From 2008, household saving grew rapidly in both United Kingdom and the United States, although the unemployment rate had only experienced a relatively small increase. In the UK, for instance, the total household saving jumped from 0 to almost 15,000 million pounds during 2008 or UK households saved 5% more of their disposable income in that year. But the unemployment rate only increased by 1 % (5.5% to about 6.5%). The U.S.A had a similar trend for saving and unemployment rate.
According to the following graphs, household saving rate inclined from 3% to 6.5% during 2008, peaked at even more than 8%, comparing with a 2% unemployment rate increase.
An increase in saving rate must lead to a decrease in consumption or investment, and there are several reasons for this change.
It is well-known that 2008 is the first year of the Great Recession. There are negative future uncertainties such as reduction in income or risks of losing jobs for households. For example, in the UK, from the following diagram, the income did drop dramatically in the beginning of 2009 (440 pounds per week to 420 pounds per week).
According to CE-LC-PI model and Permanent Income Hypothesis, an increase in labor income uncertainty can stimulate precautionary saving, that is savings occurs in response to uncertainty regarding future income, to smooth their consumption for the future.
Since households are risk-aversers and utility maximisers, under uncertainties, household would revise the information and determine the optimal consumption profile. In this case, household will revise down the consumption level thanks to the negative income shock. A lower consumption means a higher saving.
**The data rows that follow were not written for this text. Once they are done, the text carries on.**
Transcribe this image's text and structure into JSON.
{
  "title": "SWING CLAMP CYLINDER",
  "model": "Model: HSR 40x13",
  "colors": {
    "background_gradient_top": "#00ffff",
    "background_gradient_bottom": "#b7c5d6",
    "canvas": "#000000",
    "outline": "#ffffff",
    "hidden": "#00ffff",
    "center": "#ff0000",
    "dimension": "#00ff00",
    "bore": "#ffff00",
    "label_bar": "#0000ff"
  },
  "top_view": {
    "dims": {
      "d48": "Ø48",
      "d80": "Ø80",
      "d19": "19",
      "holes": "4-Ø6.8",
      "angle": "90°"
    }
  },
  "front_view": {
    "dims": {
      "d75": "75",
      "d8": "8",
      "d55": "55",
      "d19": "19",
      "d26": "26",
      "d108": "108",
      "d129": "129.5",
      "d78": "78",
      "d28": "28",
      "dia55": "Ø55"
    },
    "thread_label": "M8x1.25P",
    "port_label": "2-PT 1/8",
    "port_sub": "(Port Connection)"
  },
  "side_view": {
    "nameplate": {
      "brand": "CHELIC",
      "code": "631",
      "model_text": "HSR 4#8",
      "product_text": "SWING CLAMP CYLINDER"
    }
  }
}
According to IMF, an increase in income uncertainty by 1 percent is associated with a higher household saving rate by about 1 percentage point.
U(c) is utility function,
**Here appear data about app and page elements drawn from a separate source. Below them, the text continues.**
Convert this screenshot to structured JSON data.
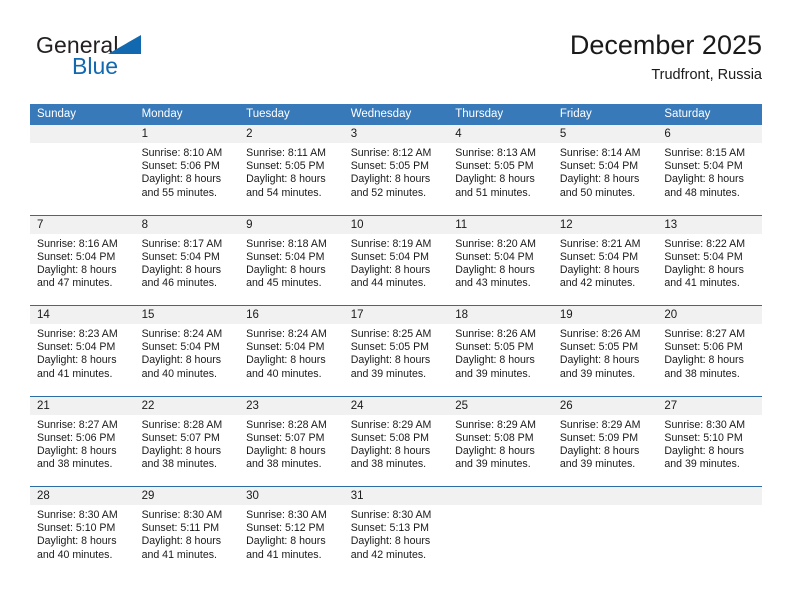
{
  "brand": {
    "name_part1": "General",
    "name_part2": "Blue",
    "logo_icon": "triangle-flag-icon"
  },
  "header": {
    "title": "December 2025",
    "subtitle": "Trudfront, Russia"
  },
  "weekdays": [
    "Sunday",
    "Monday",
    "Tuesday",
    "Wednesday",
    "Thursday",
    "Friday",
    "Saturday"
  ],
  "colors": {
    "header_blue": "#3879b9",
    "separator_blue": "#2e6da4",
    "daynum_band": "#f1f1f1",
    "brand_blue": "#1269b0",
    "text": "#1a1a1a"
  },
  "weeks": [
    [
      {
        "day": "",
        "lines": []
      },
      {
        "day": "1",
        "lines": [
          "Sunrise: 8:10 AM",
          "Sunset: 5:06 PM",
          "Daylight: 8 hours",
          "and 55 minutes."
        ]
      },
      {
        "day": "2",
        "lines": [
          "Sunrise: 8:11 AM",
          "Sunset: 5:05 PM",
          "Daylight: 8 hours",
          "and 54 minutes."
        ]
      },
      {
        "day": "3",
        "lines": [
          "Sunrise: 8:12 AM",
          "Sunset: 5:05 PM",
          "Daylight: 8 hours",
          "and 52 minutes."
        ]
      },
      {
        "day": "4",
        "lines": [
          "Sunrise: 8:13 AM",
          "Sunset: 5:05 PM",
          "Daylight: 8 hours",
          "and 51 minutes."
        ]
      },
      {
        "day": "5",
        "lines": [
          "Sunrise: 8:14 AM",
          "Sunset: 5:04 PM",
          "Daylight: 8 hours",
          "and 50 minutes."
        ]
      },
      {
        "day": "6",
        "lines": [
          "Sunrise: 8:15 AM",
          "Sunset: 5:04 PM",
          "Daylight: 8 hours",
          "and 48 minutes."
        ]
      }
    ],
    [
      {
        "day": "7",
        "lines": [
          "Sunrise: 8:16 AM",
          "Sunset: 5:04 PM",
          "Daylight: 8 hours",
          "and 47 minutes."
        ]
      },
      {
        "day": "8",
        "lines": [
          "Sunrise: 8:17 AM",
          "Sunset: 5:04 PM",
          "Daylight: 8 hours",
          "and 46 minutes."
        ]
      },
      {
        "day": "9",
        "lines": [
          "Sunrise: 8:18 AM",
          "Sunset: 5:04 PM",
          "Daylight: 8 hours",
          "and 45 minutes."
        ]
      },
      {
        "day": "10",
        "lines": [
          "Sunrise: 8:19 AM",
          "Sunset: 5:04 PM",
          "Daylight: 8 hours",
          "and 44 minutes."
        ]
      },
      {
        "day": "11",
        "lines": [
          "Sunrise: 8:20 AM",
          "Sunset: 5:04 PM",
          "Daylight: 8 hours",
          "and 43 minutes."
        ]
      },
      {
        "day": "12",
        "lines": [
          "Sunrise: 8:21 AM",
          "Sunset: 5:04 PM",
          "Daylight: 8 hours",
          "and 42 minutes."
        ]
      },
      {
        "day": "13",
        "lines": [
          "Sunrise: 8:22 AM",
          "Sunset: 5:04 PM",
          "Daylight: 8 hours",
          "and 41 minutes."
        ]
      }
    ],
    [
      {
        "day": "14",
        "lines": [
          "Sunrise: 8:23 AM",
          "Sunset: 5:04 PM",
          "Daylight: 8 hours",
          "and 41 minutes."
        ]
      },
      {
        "day": "15",
        "lines": [
          "Sunrise: 8:24 AM",
          "Sunset: 5:04 PM",
          "Daylight: 8 hours",
          "and 40 minutes."
        ]
      },
      {
        "day": "16",
        "lines": [
          "Sunrise: 8:24 AM",
          "Sunset: 5:04 PM",
          "Daylight: 8 hours",
          "and 40 minutes."
        ]
      },
      {
        "day": "17",
        "lines": [
          "Sunrise: 8:25 AM",
          "Sunset: 5:05 PM",
          "Daylight: 8 hours",
          "and 39 minutes."
        ]
      },
      {
        "day": "18",
        "lines": [
          "Sunrise: 8:26 AM",
          "Sunset: 5:05 PM",
          "Daylight: 8 hours",
          "and 39 minutes."
        ]
      },
      {
        "day": "19",
        "lines": [
          "Sunrise: 8:26 AM",
          "Sunset: 5:05 PM",
          "Daylight: 8 hours",
          "and 39 minutes."
        ]
      },
      {
        "day": "20",
        "lines": [
          "Sunrise: 8:27 AM",
          "Sunset: 5:06 PM",
          "Daylight: 8 hours",
          "and 38 minutes."
        ]
      }
    ],
    [
      {
        "day": "21",
        "lines": [
          "Sunrise: 8:27 AM",
          "Sunset: 5:06 PM",
          "Daylight: 8 hours",
          "and 38 minutes."
        ]
      },
      {
        "day": "22",
        "lines": [
          "Sunrise: 8:28 AM",
          "Sunset: 5:07 PM",
          "Daylight: 8 hours",
          "and 38 minutes."
        ]
      },
      {
        "day": "23",
        "lines": [
          "Sunrise: 8:28 AM",
          "Sunset: 5:07 PM",
          "Daylight: 8 hours",
          "and 38 minutes."
        ]
      },
      {
        "day": "24",
        "lines": [
          "Sunrise: 8:29 AM",
          "Sunset: 5:08 PM",
          "Daylight: 8 hours",
          "and 38 minutes."
        ]
      },
      {
        "day": "25",
        "lines": [
          "Sunrise: 8:29 AM",
          "Sunset: 5:08 PM",
          "Daylight: 8 hours",
          "and 39 minutes."
        ]
      },
      {
        "day": "26",
        "lines": [
          "Sunrise: 8:29 AM",
          "Sunset: 5:09 PM",
          "Daylight: 8 hours",
          "and 39 minutes."
        ]
      },
      {
        "day": "27",
        "lines": [
          "Sunrise: 8:30 AM",
          "Sunset: 5:10 PM",
          "Daylight: 8 hours",
          "and 39 minutes."
        ]
      }
    ],
    [
      {
        "day": "28",
        "lines": [
          "Sunrise: 8:30 AM",
          "Sunset: 5:10 PM",
          "Daylight: 8 hours",
          "and 40 minutes."
        ]
      },
      {
        "day": "29",
        "lines": [
          "Sunrise: 8:30 AM",
          "Sunset: 5:11 PM",
          "Daylight: 8 hours",
          "and 41 minutes."
        ]
      },
      {
        "day": "30",
        "lines": [
          "Sunrise: 8:30 AM",
          "Sunset: 5:12 PM",
          "Daylight: 8 hours",
          "and 41 minutes."
        ]
      },
      {
        "day": "31",
        "lines": [
          "Sunrise: 8:30 AM",
          "Sunset: 5:13 PM",
          "Daylight: 8 hours",
          "and 42 minutes."
        ]
      },
      {
        "day": "",
        "lines": []
      },
      {
        "day": "",
        "lines": []
      },
      {
        "day": "",
        "lines": []
      }
    ]
  ]
}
Beta is the discounted coefficient
Y is income
Using Lagrangian method, the optimal consumption level in current period is lower than that in the second period, unlike the CE-LC-PI model, where consumption in two periods is equal, the difference between CE-LC-PI model and the optimal consumption level is called precautionary savings, and the consumption will fall under income uncertainties.
However, income uncertainty could affect households in different ways. Empirical evidence from IMF shows, young households (under their 40s) will choose to consume in a lower level and save more to ‘buffer’ off the negative shock. Older household could begin to converging to certainty equivalent consumers. Since they have very secure jobs or decent income, income uncertainty becomes less serious.
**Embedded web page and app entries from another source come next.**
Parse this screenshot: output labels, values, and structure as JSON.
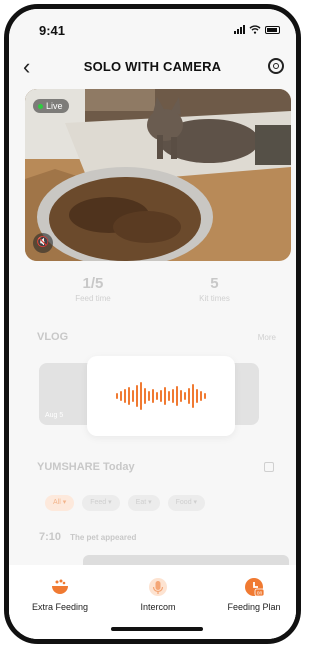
{
  "status_bar": {
    "time": "9:41"
  },
  "header": {
    "title": "SOLO WITH CAMERA"
  },
  "camera": {
    "live_label": "Live"
  },
  "stats": [
    {
      "value": "1/5",
      "label": "Feed time"
    },
    {
      "value": "5",
      "label": "Kit times"
    }
  ],
  "vlog": {
    "title": "VLOG",
    "more": "More",
    "cards": [
      {
        "date": "Aug 5"
      },
      {
        "date": ""
      },
      {
        "date": ""
      }
    ]
  },
  "today": {
    "title": "YUMSHARE Today",
    "chips": [
      "All ▾",
      "Feed ▾",
      "Eat ▾",
      "Food ▾"
    ],
    "event_time": "7:10",
    "event_text": "The pet appeared"
  },
  "tabs": [
    {
      "label": "Extra Feeding",
      "icon": "bowl-icon"
    },
    {
      "label": "Intercom",
      "icon": "microphone-icon"
    },
    {
      "label": "Feeding Plan",
      "icon": "clock-on-icon"
    }
  ],
  "colors": {
    "accent": "#f07a32",
    "live_dot": "#2ecc40"
  }
}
Capital market uncertainty
In 2008, capital market as well as housing market in the United Kingdom and the United States was becoming unstable. In fact, the crisis had already happened in mid-September 2008, when Lehman’s and some housing agents bankrupted, leaving billions of dollars’ worth of bad debt to banks in the world.
The upcoming instability or even collapse in housing and financial market, especially in the U.S, leaded to a fall in households’ wealth in the near future, more importantly, this instability also caused a fall in confidence level. To smooth consumption, households will choose to save more for future consumption since their expected future wealth will decrease.
As always, households want to maximize overall utility in two periods. In this case, real interest rate (return on savings) is decreasing.
Using the same method as in the income uncertainty, we can conclude that, weather to increase savings or not depends negatively on elasticity of inter-temporal substitution which is…